The Designer recently interviewed artist Deedee Morrison of Birmingham,
Alabama, to ask her about the inspiration for her intriguing art.
You don’t expect a beautiful, solar-powered aluminum sculpture to come alive in a rock quarry amid millions of year’s worth of sediment. You also don’t expect several artists to have their studios right next to gravel shooting out on belts and piling up several hundred feet. This is the scene at Wade Sand & Gravel in downtown Birmingham, where the quarry plays host to several world-class artists.
Morrison's work is on display throughout the country, from the earthy Pacific Northwest San Juan Islands in the state of Washington to America's heartland in Oklahoma City. But over the past few years she has organically and gracefully "imprinted" a beautiful trail of public art on her home state.
Renewable energy. Science and technology. The natural world. Many of the varied interests of public artist Deedee Morrison find form in her new kinetic sculpture Borrowed Light, created by the artist for Oklahoma City’s Pioneer Library System.
The artwork, entitled Borrowed Light, is a kinetic light sculpture created as a metaphor for the many journey's of enlightenment a reader can take within the pages of a book.

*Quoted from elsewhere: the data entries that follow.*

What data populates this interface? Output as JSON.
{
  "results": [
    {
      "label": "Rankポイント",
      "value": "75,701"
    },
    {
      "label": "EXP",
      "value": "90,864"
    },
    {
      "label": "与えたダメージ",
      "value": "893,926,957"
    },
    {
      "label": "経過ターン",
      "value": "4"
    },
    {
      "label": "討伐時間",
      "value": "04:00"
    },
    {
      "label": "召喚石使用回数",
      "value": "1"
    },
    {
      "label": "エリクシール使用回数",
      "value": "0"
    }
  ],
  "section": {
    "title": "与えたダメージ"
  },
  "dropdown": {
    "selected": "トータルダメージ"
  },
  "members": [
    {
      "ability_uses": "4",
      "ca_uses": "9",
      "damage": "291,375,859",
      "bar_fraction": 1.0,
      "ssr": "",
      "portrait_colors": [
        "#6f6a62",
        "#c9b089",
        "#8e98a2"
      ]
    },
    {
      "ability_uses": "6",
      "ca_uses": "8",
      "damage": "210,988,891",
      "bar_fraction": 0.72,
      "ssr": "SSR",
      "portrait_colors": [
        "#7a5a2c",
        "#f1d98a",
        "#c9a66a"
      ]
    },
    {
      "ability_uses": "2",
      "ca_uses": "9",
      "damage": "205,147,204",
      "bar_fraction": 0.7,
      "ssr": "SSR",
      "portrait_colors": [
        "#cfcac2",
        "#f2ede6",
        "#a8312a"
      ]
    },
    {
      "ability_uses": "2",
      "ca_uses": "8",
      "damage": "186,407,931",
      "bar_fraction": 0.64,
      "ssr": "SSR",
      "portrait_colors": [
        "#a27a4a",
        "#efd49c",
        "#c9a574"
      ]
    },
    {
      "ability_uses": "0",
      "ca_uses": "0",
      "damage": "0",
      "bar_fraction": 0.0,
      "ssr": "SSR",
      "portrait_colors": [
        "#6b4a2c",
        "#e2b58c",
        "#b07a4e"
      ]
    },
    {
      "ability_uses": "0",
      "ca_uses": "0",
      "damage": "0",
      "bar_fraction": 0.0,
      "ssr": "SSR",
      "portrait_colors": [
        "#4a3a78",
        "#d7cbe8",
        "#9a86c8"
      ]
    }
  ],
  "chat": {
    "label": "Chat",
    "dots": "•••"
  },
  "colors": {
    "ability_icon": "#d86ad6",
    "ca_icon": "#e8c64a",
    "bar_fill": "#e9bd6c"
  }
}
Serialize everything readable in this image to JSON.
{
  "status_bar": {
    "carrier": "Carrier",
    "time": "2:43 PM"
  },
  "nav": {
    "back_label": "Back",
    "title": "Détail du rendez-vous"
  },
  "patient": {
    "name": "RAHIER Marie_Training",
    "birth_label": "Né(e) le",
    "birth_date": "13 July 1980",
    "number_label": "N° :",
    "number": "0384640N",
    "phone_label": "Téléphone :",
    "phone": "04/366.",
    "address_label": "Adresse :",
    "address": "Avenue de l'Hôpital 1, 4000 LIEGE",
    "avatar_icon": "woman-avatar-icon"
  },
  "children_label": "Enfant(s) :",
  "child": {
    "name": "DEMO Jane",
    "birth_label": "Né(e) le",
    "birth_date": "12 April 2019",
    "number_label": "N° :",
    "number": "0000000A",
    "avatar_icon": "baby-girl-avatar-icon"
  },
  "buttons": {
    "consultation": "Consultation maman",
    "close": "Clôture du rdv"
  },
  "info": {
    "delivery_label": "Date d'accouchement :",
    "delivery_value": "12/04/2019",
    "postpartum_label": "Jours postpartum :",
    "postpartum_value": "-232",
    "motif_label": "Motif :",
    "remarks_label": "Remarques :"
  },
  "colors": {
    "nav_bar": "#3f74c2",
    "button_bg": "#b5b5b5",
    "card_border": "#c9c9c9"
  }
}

The piece is made from 12 sheets of laser cut industrial grade aluminum, which is illuminated from within to achieve a radiant green color at night.
Alabama artist Deedee Morrison recently assisted with the installation of “Borrowed Light,” a sculpture on view at the Southwest Oklahoma City Public Library
Alabama Sculptor DeeDee Morrison’s studio is nestled in a limestone quarry.
An active one.
A new solar-powered sculpture installed Wednesday near the wetlands in Renaissance Park artistically demonstrates how solar power works by illuminating laser-cut sheets of metal designed to replicate a seed pod coming out of a dormant state to form new life.